Start of Block

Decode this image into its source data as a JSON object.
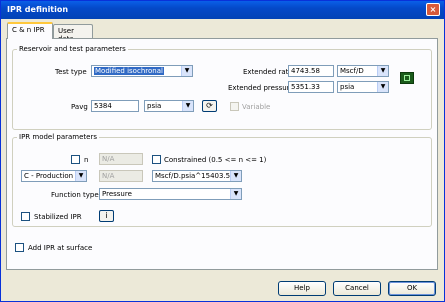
{
  "window": {
    "title": "IPR definition",
    "close_symbol": "×"
  },
  "tabs": [
    {
      "label": "C & n IPR",
      "active": true
    },
    {
      "label": "User data",
      "active": false
    }
  ],
  "reservoir": {
    "group_title": "Reservoir and test parameters",
    "test_type_label": "Test type",
    "test_type_value": "Modified isochronal",
    "extended_rate_label": "Extended rate",
    "extended_rate_value": "4743.58",
    "extended_rate_unit": "Mscf/D",
    "extended_pressure_label": "Extended pressure",
    "extended_pressure_value": "5351.33",
    "extended_pressure_unit": "psia",
    "pavg_label": "Pavg",
    "pavg_value": "5384",
    "pavg_unit": "psia",
    "variable_label": "Variable"
  },
  "model": {
    "group_title": "IPR model parameters",
    "n_label": "n",
    "n_value": "N/A",
    "constrained_label": "Constrained (0.5 <= n <= 1)",
    "c_select_value": "C - Production",
    "c_value": "N/A",
    "c_unit": "Mscf/D.psia^15403.5",
    "function_type_label": "Function type",
    "function_type_value": "Pressure",
    "stabilized_label": "Stabilized IPR"
  },
  "add_ipr_label": "Add IPR at surface",
  "buttons": {
    "help": "Help",
    "cancel": "Cancel",
    "ok": "OK"
  },
  "dropdown_arrow": "▼",
  "refresh_symbol": "⟳",
  "info_symbol": "i"
}
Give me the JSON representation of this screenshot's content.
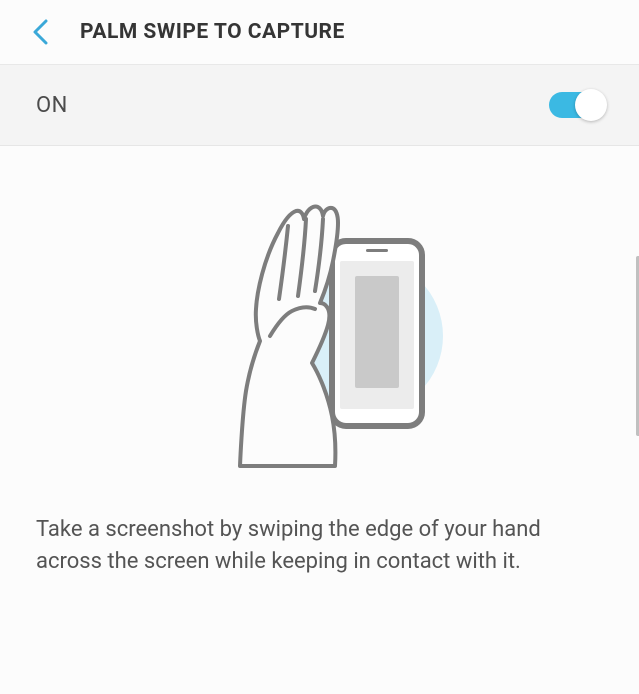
{
  "header": {
    "title": "PALM SWIPE TO CAPTURE"
  },
  "toggle": {
    "label": "ON",
    "state": true
  },
  "content": {
    "description": "Take a screenshot by swiping the edge of your hand across the screen while keeping in contact with it."
  }
}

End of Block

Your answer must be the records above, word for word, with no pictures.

Decode this image into its source data as a JSON object.
{
  "window": {
    "title": "IPR definition",
    "close_symbol": "×"
  },
  "tabs": [
    {
      "label": "C & n IPR",
      "active": true
    },
    {
      "label": "User data",
      "active": false
    }
  ],
  "reservoir": {
    "group_title": "Reservoir and test parameters",
    "test_type_label": "Test type",
    "test_type_value": "Modified isochronal",
    "extended_rate_label": "Extended rate",
    "extended_rate_value": "4743.58",
    "extended_rate_unit": "Mscf/D",
    "extended_pressure_label": "Extended pressure",
    "extended_pressure_value": "5351.33",
    "extended_pressure_unit": "psia",
    "pavg_label": "Pavg",
    "pavg_value": "5384",
    "pavg_unit": "psia",
    "variable_label": "Variable"
  },
  "model": {
    "group_title": "IPR model parameters",
    "n_label": "n",
    "n_value": "N/A",
    "constrained_label": "Constrained (0.5 <= n <= 1)",
    "c_select_value": "C - Production",
    "c_value": "N/A",
    "c_unit": "Mscf/D.psia^15403.5",
    "function_type_label": "Function type",
    "function_type_value": "Pressure",
    "stabilized_label": "Stabilized IPR"
  },
  "add_ipr_label": "Add IPR at surface",
  "buttons": {
    "help": "Help",
    "cancel": "Cancel",
    "ok": "OK"
  },
  "dropdown_arrow": "▼",
  "refresh_symbol": "⟳",
  "info_symbol": "i"
}
Give me the JSON representation of this screenshot's content.
{
  "header": {
    "title": "PALM SWIPE TO CAPTURE"
  },
  "toggle": {
    "label": "ON",
    "state": true
  },
  "content": {
    "description": "Take a screenshot by swiping the edge of your hand across the screen while keeping in contact with it."
  }
}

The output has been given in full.